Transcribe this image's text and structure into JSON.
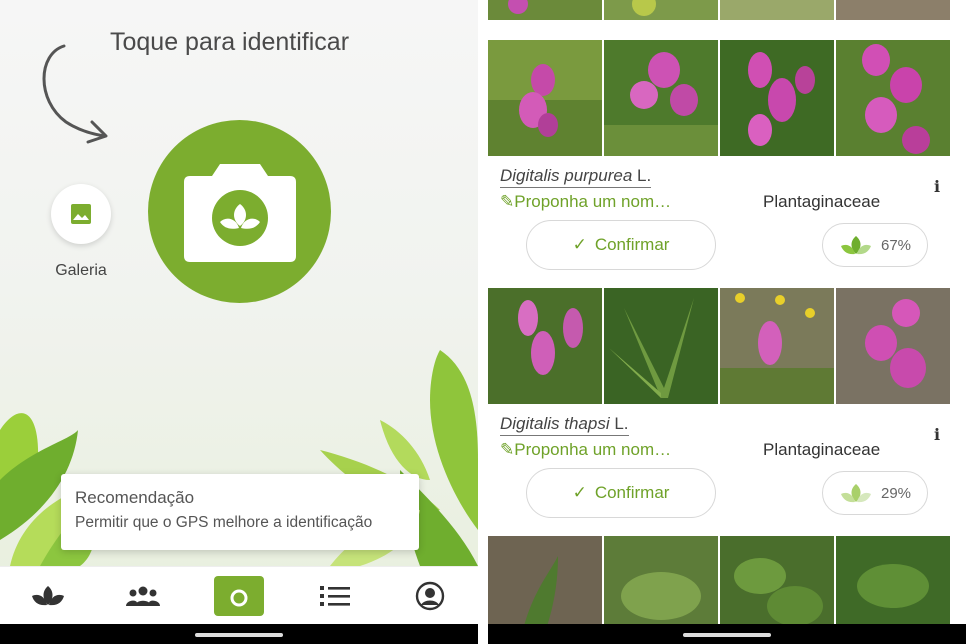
{
  "left": {
    "hint": "Toque para identificar",
    "gallery_label": "Galeria",
    "toast_title": "Recomendação",
    "toast_body": "Permitir que o GPS melhore a identificação",
    "nav": [
      "home",
      "community",
      "camera",
      "list",
      "profile"
    ]
  },
  "right": {
    "results": [
      {
        "genus_species": "Digitalis purpurea",
        "author": "L.",
        "suggest": "Proponha um nom…",
        "family": "Plantaginaceae",
        "confirm": "Confirmar",
        "score": "67%"
      },
      {
        "genus_species": "Digitalis thapsi",
        "author": "L.",
        "suggest": "Proponha um nom…",
        "family": "Plantaginaceae",
        "confirm": "Confirmar",
        "score": "29%"
      }
    ]
  },
  "colors": {
    "accent": "#7cad2f",
    "link": "#6fa229"
  }
}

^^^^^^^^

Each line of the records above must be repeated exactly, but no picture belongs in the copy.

Task answer:
Transcribe this image's text and structure into JSON.
{
  "left": {
    "hint": "Toque para identificar",
    "gallery_label": "Galeria",
    "toast_title": "Recomendação",
    "toast_body": "Permitir que o GPS melhore a identificação",
    "nav": [
      "home",
      "community",
      "camera",
      "list",
      "profile"
    ]
  },
  "right": {
    "results": [
      {
        "genus_species": "Digitalis purpurea",
        "author": "L.",
        "suggest": "Proponha um nom…",
        "family": "Plantaginaceae",
        "confirm": "Confirmar",
        "score": "67%"
      },
      {
        "genus_species": "Digitalis thapsi",
        "author": "L.",
        "suggest": "Proponha um nom…",
        "family": "Plantaginaceae",
        "confirm": "Confirmar",
        "score": "29%"
      }
    ]
  },
  "colors": {
    "accent": "#7cad2f",
    "link": "#6fa229"
  }
}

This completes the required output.